I have my old stamp collection from when I was seven. My husband has common baseball cards from the 50s.
We have scrapbooks and CDs. Who really uses CDs anymore?
We have seashells that I collected from every beach vacation that we took.
We have seven years of tax returns.
We have gardening tools that may be considered antique by now.
I have afghans and shawls that I had knitted. I have all the circular and straight knitting needles I thought I would use forever.
We have balls – baseballs, tennis balls, basketballs, bowling balls, beach balls, soccer balls, golf balls.
I have throw pillows from every decorating and redecorating phase.
I have carpets from every decorating and redecorating phase.
We have playbills from all the Broadway and off Broadway shows we have ever seen. They don’t take up much space and they tell a story of fun.
We have lived in this beach cottage of 984 sq. ft. for decades!!!! So how much stuff could we really accumulate in such a small space?
And yet there is still all this stuff!!!!!!!
So tell the truth… How many of you have looked around your house or apartment and asked yourself how much stuff do you really need?
I know that I have accumulated stuff and have gotten rid of stuff only to accumulate again and again and again.
I bought books and sold books. I bought more books.
I bought clothes and I sold and/or donated clothes. I bought more clothes.
We have had garage sales. We have sold stuff on ebay. We have packed up stuff and are storing it in the attic, the basement, and the backyard sheds. But we still have stuff.
My walls are full of paintings. Maybe yours are full of photographs.
My shelves hold things I “need.” But I collect vintage tablecloths and I do not know why.
I have lots of handmade necklaces with so called semi precious stones from my working days when I had discretionary income. I have Vera Bradley bags when everyone thought they would be the next collectible. I have a few depression and carnival glassware pieces that I inherited from my dearest aunt.

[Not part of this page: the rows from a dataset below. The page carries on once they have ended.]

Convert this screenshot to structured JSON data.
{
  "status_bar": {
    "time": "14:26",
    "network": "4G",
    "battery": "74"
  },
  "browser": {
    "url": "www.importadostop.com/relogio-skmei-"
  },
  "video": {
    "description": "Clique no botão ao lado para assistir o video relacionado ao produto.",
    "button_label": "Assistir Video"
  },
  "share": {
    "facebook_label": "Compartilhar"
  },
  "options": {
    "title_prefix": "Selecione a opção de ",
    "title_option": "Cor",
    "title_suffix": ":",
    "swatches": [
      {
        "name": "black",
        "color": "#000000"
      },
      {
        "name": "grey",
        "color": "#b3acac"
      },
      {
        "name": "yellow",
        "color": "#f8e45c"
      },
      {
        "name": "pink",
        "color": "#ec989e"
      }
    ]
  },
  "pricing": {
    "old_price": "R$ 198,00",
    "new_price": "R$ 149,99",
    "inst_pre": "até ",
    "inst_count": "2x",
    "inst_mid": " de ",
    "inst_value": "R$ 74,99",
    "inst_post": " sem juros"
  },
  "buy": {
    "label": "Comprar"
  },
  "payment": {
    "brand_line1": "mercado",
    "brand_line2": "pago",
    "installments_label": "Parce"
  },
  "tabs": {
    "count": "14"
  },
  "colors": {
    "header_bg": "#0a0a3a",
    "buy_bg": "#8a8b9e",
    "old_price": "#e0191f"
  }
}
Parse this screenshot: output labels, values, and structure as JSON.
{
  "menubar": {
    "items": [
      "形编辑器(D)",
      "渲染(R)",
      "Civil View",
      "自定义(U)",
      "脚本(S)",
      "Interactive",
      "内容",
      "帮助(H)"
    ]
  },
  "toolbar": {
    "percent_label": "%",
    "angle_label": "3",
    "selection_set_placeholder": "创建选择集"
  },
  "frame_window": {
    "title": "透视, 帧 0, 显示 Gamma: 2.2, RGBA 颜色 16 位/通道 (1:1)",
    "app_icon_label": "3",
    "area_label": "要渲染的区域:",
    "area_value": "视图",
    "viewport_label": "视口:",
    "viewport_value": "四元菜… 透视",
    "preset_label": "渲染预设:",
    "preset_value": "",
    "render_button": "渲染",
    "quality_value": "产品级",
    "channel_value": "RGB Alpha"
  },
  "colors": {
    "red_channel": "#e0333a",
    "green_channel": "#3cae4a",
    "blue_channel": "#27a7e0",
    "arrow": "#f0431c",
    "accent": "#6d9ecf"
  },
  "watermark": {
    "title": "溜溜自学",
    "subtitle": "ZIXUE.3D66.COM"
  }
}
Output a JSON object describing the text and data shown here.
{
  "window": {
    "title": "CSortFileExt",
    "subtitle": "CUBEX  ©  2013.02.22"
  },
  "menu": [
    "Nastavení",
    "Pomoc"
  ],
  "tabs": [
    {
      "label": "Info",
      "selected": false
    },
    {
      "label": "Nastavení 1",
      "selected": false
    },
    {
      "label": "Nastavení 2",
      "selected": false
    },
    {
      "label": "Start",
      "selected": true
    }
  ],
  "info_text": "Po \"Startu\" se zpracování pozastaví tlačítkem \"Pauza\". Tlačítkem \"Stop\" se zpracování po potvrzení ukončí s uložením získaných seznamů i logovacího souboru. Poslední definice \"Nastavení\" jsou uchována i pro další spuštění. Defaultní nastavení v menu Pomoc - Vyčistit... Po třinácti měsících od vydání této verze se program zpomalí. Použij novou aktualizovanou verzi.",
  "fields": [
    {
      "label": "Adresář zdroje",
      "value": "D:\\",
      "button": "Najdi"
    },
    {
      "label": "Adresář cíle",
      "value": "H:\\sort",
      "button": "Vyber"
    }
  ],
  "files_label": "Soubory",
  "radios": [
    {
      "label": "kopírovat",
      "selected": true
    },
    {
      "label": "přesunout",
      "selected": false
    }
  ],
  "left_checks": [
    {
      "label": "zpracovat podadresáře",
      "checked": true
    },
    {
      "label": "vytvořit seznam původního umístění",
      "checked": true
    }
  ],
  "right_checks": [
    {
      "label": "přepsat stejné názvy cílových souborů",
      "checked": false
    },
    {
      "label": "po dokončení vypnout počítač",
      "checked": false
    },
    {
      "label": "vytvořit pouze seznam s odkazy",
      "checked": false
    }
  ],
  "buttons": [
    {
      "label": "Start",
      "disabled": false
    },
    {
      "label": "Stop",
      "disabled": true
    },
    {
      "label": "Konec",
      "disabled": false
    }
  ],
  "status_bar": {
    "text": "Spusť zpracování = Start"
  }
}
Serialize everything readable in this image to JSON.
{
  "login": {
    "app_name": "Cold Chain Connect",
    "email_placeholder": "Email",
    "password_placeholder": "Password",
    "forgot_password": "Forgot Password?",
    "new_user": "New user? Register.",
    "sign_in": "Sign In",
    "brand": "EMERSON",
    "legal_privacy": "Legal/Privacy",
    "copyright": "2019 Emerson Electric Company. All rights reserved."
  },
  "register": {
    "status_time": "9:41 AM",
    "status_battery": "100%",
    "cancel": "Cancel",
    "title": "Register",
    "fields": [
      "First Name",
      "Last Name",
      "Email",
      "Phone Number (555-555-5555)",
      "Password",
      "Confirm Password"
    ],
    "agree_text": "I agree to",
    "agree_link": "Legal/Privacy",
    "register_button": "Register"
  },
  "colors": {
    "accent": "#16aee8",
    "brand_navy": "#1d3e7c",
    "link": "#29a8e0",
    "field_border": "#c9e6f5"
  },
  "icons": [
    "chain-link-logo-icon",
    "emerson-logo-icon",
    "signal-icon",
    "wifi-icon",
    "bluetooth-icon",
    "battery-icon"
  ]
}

I have all sorts of vases.
I have a wooden sign that sits atop my shelves in my office that says: ACHIEVE. For the love of God, achieve what?
to be continued
ADULT CHILDREN has to be an oxymoron. And it is confusing…very confusing.
A young colleague of mine once joked that her mother would still be breastfeeding her if she could.
You want your children to be independent but you also want them to want to live nearby. You want your children to be strong but you want to help them. You want your children to be self reliant but you don’t want them to be too proud to ask for support.
It is tricky. You love to shower them with things you never had and with support you never got. But you don’t want to smother them. You don’t want them to conclude that you don’t believe in them. But it really gives you pleasure to help. And you want to be part of their life. You have so much more experience and they are working and you have the time. However, when you help, you do not want to be taken advantage of, abused, or taken for granted. And you do not want to feel that you ARE the amazon fulfillment center or THE HELP. But you do want to be appreciated and loved.
A friend of mine answered “Yes” when I asked if we are trying to buy our children’s love. And I thought – that was refreshingly honest. I felt happy: Thank Goodness, I can afford to buy a piece of my children’s love and Thank Goodness, I cannot afford to buy all of their love!!!
What if I stopped wishing that one – if not all – of my children would want to live nearby?
What if I thought ONLY about MY needs? What if I did not put anyone else’s needs before my own?
Would I want to live in my house? in the suburbs?
Would I want to move into the city? Would I want to feed on the vibrancy of city life?
Would I connect better to the NYC crowd?
Would I benefit from going to museums, attending lectures given by intellectuals? Would I participate in a vaster cultural life?
AND DARE I?
How do people know what they want to do in retirement? I knew I had to retire because I was too tired to get up at 5:00 a.m. and commute an hour each way. But I wasn’t ready to give it all up.
What if you don’t golf? What if you had melanoma so Florida is out? What if you have ALWAYS been more focused on work than on social get togethers? What if you don’t like volunteering because you still like to earn money? What if you are committed to family and want to be around for grandkids but your own daughter sees your help as a threat to her independence? What do you do with your time?
So, far, my husband and I have not made any major moves, nor any major changes.
We both tutor. We go to the gym and exercise – everyday now. And we babysit when asked. BUT…
NOW IF YOU THINK THE CHANUKAH MENORAH IS CUTE, LOOK WHAT ELSE I ORDERED…along with this book:
THIS LITTLE LIGHT OF MINE,
I’M GONNA LET IT SHINE,
LET IT SHINE,
LET IT SHINE,
LET IT SHINE.
Ok. So what did I get my little grandson for the holidays in order to keep our culture alive? A PIC IS WORTH A THOUSAND WORDS!
Because I believe so passionately in education, I put it together with these books:
If you aren’t into T-Rex, you might consider this one: